Each subject at various universities will be graded gold, silver or bronze on teaching quality. A new tool will be used to feed the grades into official data.
However, students won’t be able to use these rankings to choose their courses until 2020, when the tool goes live.
According to a report on the BBC's web site, universities say the assessment of subjects must be effective.
This grading system is part of the government's attempt to get tough on universities, which charge students nearly £30,000 for a three-year degree, and have come under fire for paying their senior managers very high salaries.
Universities Minister Sam Gyimah said: "Prospective students deserve to know which courses deliver great teaching and great outcomes - and which ones are lagging behind.
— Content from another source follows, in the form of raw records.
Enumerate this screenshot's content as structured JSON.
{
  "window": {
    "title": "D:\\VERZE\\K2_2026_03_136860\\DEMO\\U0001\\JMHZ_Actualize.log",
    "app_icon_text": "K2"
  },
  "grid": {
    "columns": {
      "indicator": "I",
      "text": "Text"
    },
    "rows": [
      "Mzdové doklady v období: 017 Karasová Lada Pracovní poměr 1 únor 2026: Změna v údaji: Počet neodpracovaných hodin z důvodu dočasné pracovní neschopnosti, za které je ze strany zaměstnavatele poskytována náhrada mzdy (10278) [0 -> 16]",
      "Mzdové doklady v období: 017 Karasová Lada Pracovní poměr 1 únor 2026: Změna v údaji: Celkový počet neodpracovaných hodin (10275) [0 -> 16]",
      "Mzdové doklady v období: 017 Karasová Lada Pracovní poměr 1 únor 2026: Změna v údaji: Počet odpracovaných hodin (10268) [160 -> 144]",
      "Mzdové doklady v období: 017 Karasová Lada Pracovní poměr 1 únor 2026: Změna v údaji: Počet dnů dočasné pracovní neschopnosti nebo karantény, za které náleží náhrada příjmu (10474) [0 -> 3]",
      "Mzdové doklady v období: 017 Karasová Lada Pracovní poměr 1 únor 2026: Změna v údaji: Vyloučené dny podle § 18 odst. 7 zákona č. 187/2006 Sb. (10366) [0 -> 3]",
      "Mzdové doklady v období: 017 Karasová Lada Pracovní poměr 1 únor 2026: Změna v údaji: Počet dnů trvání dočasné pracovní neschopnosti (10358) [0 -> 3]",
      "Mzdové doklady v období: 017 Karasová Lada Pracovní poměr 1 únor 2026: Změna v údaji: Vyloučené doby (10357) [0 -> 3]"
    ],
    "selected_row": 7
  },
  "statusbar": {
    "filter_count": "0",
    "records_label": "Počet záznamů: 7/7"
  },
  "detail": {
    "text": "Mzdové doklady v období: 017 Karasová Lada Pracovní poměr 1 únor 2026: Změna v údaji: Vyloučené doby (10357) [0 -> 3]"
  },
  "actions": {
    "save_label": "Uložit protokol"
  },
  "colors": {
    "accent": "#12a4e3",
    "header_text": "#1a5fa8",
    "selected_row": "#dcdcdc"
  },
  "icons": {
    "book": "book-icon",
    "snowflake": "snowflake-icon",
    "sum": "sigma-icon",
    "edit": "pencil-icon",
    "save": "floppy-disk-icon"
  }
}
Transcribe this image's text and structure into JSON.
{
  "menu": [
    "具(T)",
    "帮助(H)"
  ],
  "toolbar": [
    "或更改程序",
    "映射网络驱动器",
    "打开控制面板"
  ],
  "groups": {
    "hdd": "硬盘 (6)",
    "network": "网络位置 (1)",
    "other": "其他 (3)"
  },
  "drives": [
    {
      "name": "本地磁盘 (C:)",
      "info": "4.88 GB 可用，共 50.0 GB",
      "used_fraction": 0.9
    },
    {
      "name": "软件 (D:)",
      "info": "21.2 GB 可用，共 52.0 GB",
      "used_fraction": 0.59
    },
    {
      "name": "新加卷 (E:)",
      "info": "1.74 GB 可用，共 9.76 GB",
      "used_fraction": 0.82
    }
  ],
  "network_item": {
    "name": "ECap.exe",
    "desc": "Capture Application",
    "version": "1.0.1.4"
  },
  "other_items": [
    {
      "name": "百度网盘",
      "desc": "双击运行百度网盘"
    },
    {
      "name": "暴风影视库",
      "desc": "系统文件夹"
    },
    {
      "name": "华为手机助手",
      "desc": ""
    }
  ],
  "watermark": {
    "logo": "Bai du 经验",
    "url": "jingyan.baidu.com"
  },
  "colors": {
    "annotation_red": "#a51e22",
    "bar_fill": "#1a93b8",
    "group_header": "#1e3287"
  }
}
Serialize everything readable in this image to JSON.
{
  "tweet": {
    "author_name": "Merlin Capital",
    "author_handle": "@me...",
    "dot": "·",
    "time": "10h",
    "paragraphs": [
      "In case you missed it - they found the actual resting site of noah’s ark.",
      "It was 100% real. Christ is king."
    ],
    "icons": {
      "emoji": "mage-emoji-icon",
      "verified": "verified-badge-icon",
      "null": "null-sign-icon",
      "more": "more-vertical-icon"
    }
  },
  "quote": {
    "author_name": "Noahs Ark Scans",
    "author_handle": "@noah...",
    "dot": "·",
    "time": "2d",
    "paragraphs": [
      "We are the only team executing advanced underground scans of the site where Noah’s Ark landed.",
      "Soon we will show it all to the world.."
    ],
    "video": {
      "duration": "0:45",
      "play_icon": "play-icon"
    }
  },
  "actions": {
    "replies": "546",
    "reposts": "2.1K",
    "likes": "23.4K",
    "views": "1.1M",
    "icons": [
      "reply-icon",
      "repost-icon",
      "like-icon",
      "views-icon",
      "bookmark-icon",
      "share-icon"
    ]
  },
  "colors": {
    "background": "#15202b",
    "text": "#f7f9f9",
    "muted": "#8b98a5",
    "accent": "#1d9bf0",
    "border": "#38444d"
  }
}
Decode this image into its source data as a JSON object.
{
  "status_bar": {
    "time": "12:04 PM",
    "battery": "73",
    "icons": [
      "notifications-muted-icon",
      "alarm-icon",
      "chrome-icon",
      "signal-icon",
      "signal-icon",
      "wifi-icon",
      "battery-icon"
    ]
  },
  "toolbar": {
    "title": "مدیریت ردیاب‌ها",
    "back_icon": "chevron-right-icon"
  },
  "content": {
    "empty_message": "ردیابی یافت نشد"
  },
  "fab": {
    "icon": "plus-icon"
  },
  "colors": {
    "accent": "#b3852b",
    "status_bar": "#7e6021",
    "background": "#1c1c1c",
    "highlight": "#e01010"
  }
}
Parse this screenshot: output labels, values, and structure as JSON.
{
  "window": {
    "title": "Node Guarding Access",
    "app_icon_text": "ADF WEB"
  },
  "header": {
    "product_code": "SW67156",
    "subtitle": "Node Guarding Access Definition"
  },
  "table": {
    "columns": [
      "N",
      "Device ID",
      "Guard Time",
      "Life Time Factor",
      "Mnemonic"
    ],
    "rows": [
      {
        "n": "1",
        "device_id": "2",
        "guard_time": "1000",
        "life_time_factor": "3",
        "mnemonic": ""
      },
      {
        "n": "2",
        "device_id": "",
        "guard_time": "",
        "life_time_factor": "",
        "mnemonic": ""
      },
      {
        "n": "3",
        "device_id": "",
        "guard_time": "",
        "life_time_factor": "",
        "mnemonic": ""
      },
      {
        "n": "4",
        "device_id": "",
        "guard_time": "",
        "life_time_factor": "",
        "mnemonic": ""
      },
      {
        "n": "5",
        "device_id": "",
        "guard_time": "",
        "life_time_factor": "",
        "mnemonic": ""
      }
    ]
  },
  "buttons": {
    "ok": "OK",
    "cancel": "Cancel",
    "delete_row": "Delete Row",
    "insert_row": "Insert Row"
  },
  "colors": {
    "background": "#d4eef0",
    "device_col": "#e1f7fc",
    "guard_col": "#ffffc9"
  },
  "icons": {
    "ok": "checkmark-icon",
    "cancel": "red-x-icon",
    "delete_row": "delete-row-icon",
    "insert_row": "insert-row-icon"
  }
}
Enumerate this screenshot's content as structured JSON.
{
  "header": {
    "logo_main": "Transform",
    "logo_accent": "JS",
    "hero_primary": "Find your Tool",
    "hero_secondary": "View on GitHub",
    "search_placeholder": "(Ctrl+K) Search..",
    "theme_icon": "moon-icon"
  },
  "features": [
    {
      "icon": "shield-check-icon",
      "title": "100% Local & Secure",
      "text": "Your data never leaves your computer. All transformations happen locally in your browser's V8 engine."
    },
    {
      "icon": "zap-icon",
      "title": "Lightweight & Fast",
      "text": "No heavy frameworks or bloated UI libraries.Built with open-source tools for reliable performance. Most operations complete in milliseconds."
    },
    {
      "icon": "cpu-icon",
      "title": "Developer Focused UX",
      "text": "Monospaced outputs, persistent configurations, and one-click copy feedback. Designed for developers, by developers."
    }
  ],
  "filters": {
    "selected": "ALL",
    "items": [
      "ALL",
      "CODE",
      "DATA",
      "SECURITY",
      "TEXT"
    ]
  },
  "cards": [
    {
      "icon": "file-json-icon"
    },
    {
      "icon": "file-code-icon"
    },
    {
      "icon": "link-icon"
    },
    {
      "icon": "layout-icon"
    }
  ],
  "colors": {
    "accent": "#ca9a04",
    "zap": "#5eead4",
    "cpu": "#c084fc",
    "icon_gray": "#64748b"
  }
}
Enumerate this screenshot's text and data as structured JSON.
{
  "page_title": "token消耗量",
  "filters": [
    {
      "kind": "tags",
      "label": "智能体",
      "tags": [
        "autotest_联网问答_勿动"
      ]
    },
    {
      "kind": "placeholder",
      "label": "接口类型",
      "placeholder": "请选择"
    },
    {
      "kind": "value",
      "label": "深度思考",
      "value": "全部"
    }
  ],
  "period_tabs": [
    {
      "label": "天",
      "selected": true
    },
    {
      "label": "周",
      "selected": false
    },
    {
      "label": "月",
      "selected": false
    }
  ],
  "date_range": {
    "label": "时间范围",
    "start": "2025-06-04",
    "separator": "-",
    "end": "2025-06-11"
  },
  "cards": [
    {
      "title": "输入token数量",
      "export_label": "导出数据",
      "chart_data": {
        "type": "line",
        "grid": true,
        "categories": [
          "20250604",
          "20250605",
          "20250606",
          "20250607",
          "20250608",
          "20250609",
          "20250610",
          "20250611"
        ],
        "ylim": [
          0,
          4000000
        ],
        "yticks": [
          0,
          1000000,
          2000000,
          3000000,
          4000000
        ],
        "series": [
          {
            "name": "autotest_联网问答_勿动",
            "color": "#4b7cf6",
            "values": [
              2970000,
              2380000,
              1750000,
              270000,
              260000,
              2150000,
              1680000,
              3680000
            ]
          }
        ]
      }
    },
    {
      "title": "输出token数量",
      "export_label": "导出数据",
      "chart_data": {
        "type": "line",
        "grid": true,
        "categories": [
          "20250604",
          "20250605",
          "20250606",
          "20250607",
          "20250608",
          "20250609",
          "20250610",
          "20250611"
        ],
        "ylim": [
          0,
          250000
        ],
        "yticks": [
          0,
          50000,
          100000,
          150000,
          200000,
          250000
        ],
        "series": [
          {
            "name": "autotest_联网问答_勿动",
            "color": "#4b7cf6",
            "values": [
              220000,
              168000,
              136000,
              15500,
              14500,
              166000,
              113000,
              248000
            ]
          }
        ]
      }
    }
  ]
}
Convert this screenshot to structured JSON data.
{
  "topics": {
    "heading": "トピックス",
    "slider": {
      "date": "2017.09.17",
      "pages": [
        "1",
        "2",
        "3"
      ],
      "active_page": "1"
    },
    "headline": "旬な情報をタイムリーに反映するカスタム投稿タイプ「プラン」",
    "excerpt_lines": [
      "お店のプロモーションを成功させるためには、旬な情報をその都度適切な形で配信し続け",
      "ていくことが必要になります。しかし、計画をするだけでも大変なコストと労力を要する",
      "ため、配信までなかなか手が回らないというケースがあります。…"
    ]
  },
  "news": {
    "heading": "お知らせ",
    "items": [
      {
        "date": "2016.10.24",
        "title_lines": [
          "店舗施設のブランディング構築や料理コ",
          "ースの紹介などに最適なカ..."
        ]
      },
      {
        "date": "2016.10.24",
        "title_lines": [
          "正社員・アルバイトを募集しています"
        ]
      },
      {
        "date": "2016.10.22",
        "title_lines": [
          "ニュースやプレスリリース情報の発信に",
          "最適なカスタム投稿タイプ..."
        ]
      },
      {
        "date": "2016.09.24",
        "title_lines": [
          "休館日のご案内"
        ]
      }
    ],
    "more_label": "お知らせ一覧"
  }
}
In the age of the student, universities will no longer be able to hide if their teaching quality is not up to the world-class standard that we expect."
The pilot programme will include 50 universities initially, which will be building on the new ranking system for universities overall.
This system is also supported by data from the Teaching Excellence Framework (TEF) which combines a range of data on course teaching to arrive at the ranking.
There will also be information on which jobs students go on to, how much they earn and how many drop out.
A consultation on the way the new framework will operate is being launched and will last 10 weeks.